[Opening DATA SECTION section]

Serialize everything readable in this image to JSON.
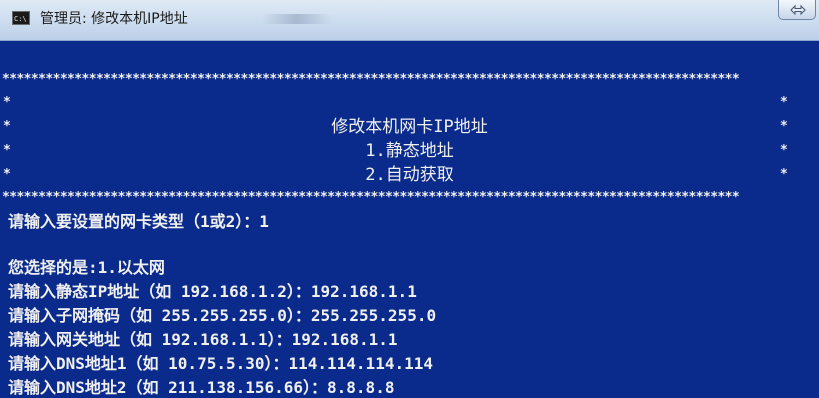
{
  "window": {
    "icon_label": "C:\\",
    "title": "管理员: 修改本机IP地址"
  },
  "banner": {
    "star_line": "******************************************************************************************************",
    "edge_marker": "*",
    "title": "修改本机网卡IP地址",
    "option1": "1.静态地址",
    "option2": "2.自动获取"
  },
  "console_lines": {
    "prompt_type": "请输入要设置的网卡类型（1或2）：1",
    "selected": "您选择的是:1.以太网",
    "ip": "请输入静态IP地址（如 192.168.1.2）：192.168.1.1",
    "mask": "请输入子网掩码（如 255.255.255.0）：255.255.255.0",
    "gateway": "请输入网关地址（如 192.168.1.1）：192.168.1.1",
    "dns1": "请输入DNS地址1（如 10.75.5.30）：114.114.114.114",
    "dns2": "请输入DNS地址2（如 211.138.156.66）：8.8.8.8"
  },
  "colors": {
    "console_bg": "#0a2b8c",
    "console_fg": "#f0f0f0",
    "titlebar": "#cfdff0"
  },
  "icons": {
    "app": "cmd-icon",
    "restore": "restore-icon"
  }
}
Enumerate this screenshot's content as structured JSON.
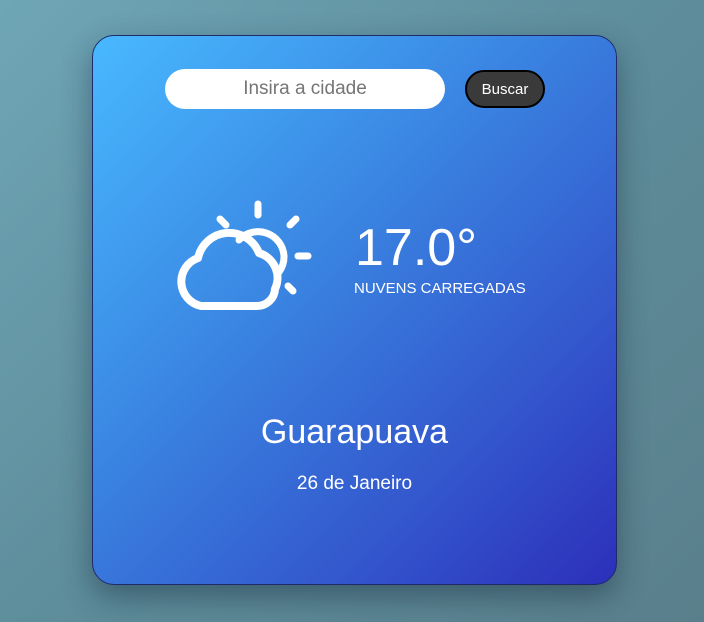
{
  "search": {
    "placeholder": "Insira a cidade",
    "value": "",
    "button_label": "Buscar"
  },
  "weather": {
    "icon": "partly-cloudy-icon",
    "temperature": "17.0°",
    "description": "NUVENS CARREGADAS",
    "city": "Guarapuava",
    "date": "26 de Janeiro"
  },
  "colors": {
    "page_background": "#6a9aaa",
    "card_gradient_start": "#48b9ff",
    "card_gradient_end": "#2c2fba",
    "button_background": "#3a3a3a",
    "text": "#ffffff"
  }
}
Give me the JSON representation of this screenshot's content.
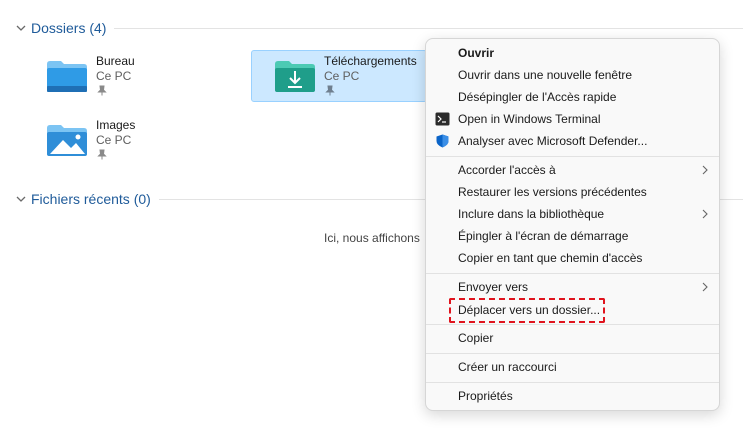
{
  "sections": {
    "folders_title": "Dossiers (4)",
    "recent_title": "Fichiers récents (0)"
  },
  "folders": [
    {
      "name": "Bureau",
      "location": "Ce PC",
      "icon": "desktop-folder-icon",
      "pinned": true
    },
    {
      "name": "Téléchargements",
      "location": "Ce PC",
      "icon": "downloads-folder-icon",
      "pinned": true,
      "selected": true
    },
    {
      "name": "Images",
      "location": "Ce PC",
      "icon": "pictures-folder-icon",
      "pinned": true
    }
  ],
  "recent_empty_text": "Ici, nous affichons",
  "context_menu": {
    "items": [
      {
        "label": "Ouvrir",
        "bold": true
      },
      {
        "label": "Ouvrir dans une nouvelle fenêtre"
      },
      {
        "label": "Désépingler de l'Accès rapide"
      },
      {
        "label": "Open in Windows Terminal",
        "icon": "terminal-icon"
      },
      {
        "label": "Analyser avec Microsoft Defender...",
        "icon": "defender-shield-icon"
      },
      {
        "label": "Accorder l'accès à",
        "submenu": true
      },
      {
        "label": "Restaurer les versions précédentes"
      },
      {
        "label": "Inclure dans la bibliothèque",
        "submenu": true
      },
      {
        "label": "Épingler à l'écran de démarrage"
      },
      {
        "label": "Copier en tant que chemin d'accès"
      },
      {
        "label": "Envoyer vers",
        "submenu": true
      },
      {
        "label": "Déplacer vers un dossier...",
        "highlighted": true
      },
      {
        "label": "Copier"
      },
      {
        "label": "Créer un raccourci"
      },
      {
        "label": "Propriétés"
      }
    ]
  },
  "colors": {
    "section_title": "#1f5b9a",
    "selection_bg": "#cce8ff",
    "highlight_border": "#e0141e",
    "defender_blue": "#0a64c8",
    "downloads_teal": "#1f9e8a",
    "folder_blue": "#2f8ed8"
  }
}
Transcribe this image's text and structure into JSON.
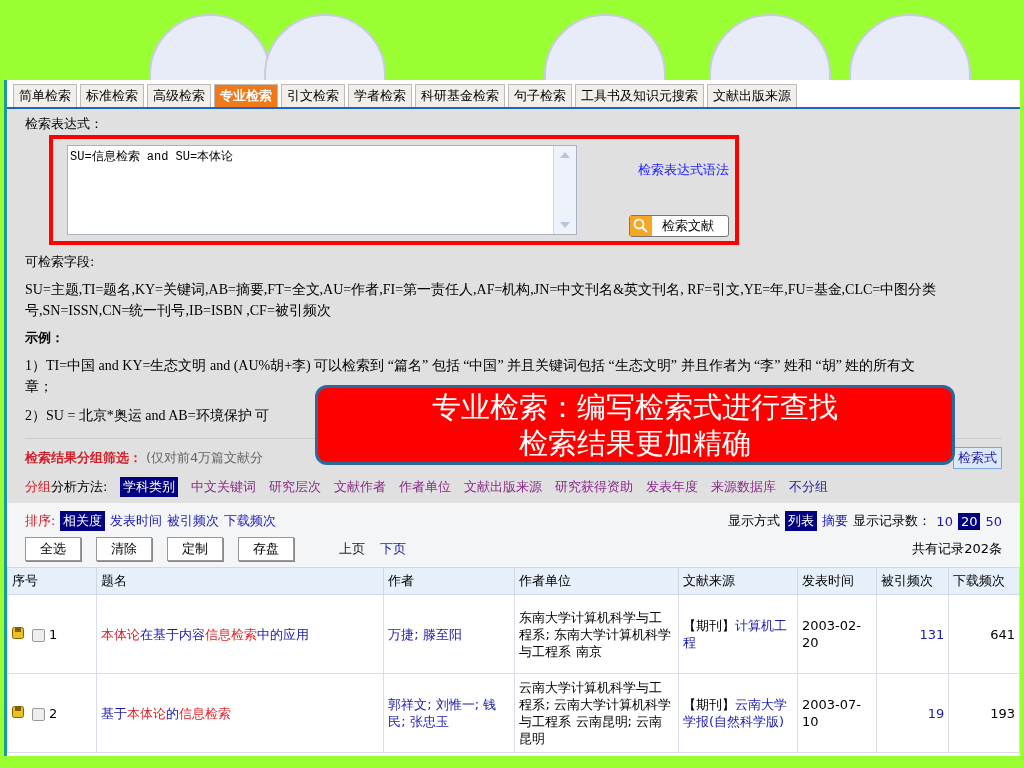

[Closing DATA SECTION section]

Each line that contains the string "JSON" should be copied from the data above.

Serialize everything readable in this image to JSON.
Enumerate this screenshot's content as structured JSON.
Give me the JSON representation of this screenshot's content.
Transcribe this image's text and structure into JSON.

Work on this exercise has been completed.